Task requirements:
In the entries below, count the lines that hold the string "Customize" and state only that count.

Records provided:
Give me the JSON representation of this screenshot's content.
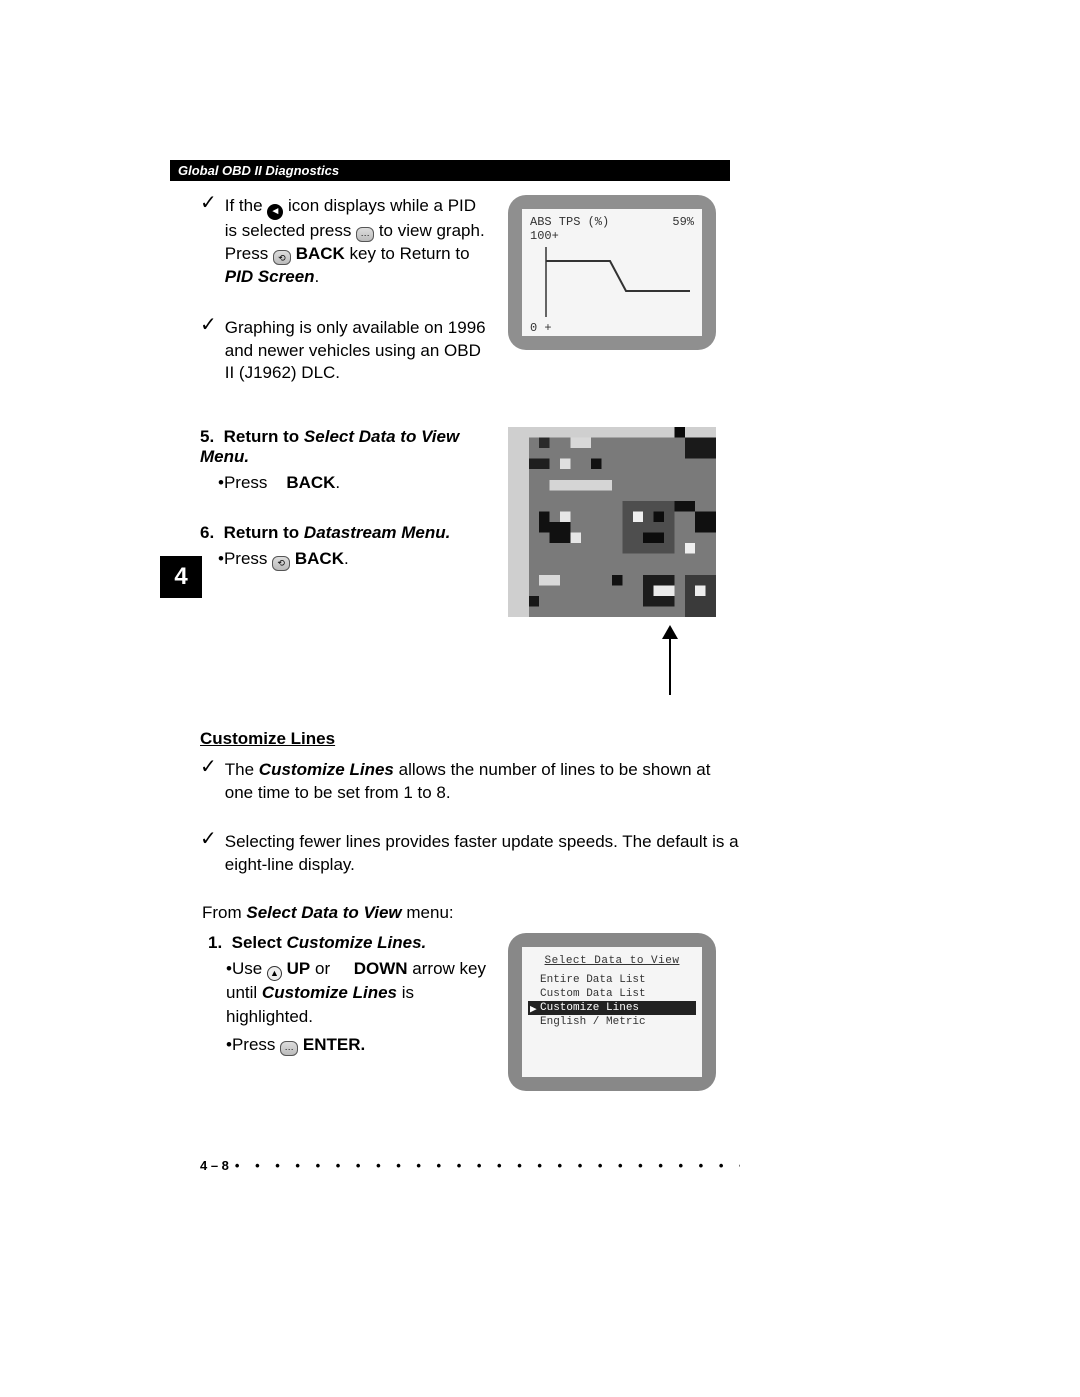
{
  "header": "Global OBD II Diagnostics",
  "chapter_tab": "4",
  "check_items_top": [
    {
      "pre": "If the ",
      "mid1": " icon displays while a PID is selected press ",
      "mid2": "  to view graph. Press ",
      "mid3": " ",
      "back": "BACK",
      "post": " key to Return to ",
      "pid": "PID Screen",
      "end": "."
    },
    {
      "text": "Graphing is only available on 1996 and newer vehicles using an OBD II (J1962) DLC."
    }
  ],
  "fig1": {
    "label": "ABS TPS (%)",
    "value": "59%",
    "y_top": "100+",
    "y_bottom": "0  +"
  },
  "steps_mid": [
    {
      "num": "5.",
      "title_pre": "Return to ",
      "title_em": "Select Data to View Menu.",
      "press": "•Press",
      "back": "BACK",
      "dot": "."
    },
    {
      "num": "6.",
      "title_pre": "Return to ",
      "title_em": "Datastream Menu.",
      "press": "•Press ",
      "back": "BACK",
      "dot": "."
    }
  ],
  "section_head": "Customize Lines",
  "check_items_wide": [
    {
      "pre": "The ",
      "em": "Customize Lines",
      "post": " allows the number of lines to be shown at one time to be set from 1 to 8."
    },
    {
      "text": "Selecting fewer lines provides faster update speeds.  The default is a eight-line display."
    }
  ],
  "from_line": {
    "pre": "From ",
    "em": "Select Data to View",
    "post": " menu:"
  },
  "step_bottom": {
    "num": "1.",
    "title_pre": "Select ",
    "title_em": "Customize Lines.",
    "use_pre": "•Use ",
    "up": "UP",
    "or": " or ",
    "down": "DOWN",
    "arrow_text": " arrow key until ",
    "cl": "Customize Lines",
    "is_h": " is highlighted.",
    "press": "•Press ",
    "enter": "ENTER."
  },
  "fig3": {
    "title": "Select Data to View",
    "items": [
      "Entire Data List",
      "Custom Data List",
      "Customize Lines",
      "English / Metric"
    ],
    "selected_index": 2
  },
  "footer": {
    "page": "4 – 8"
  }
}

Reply to the task:
5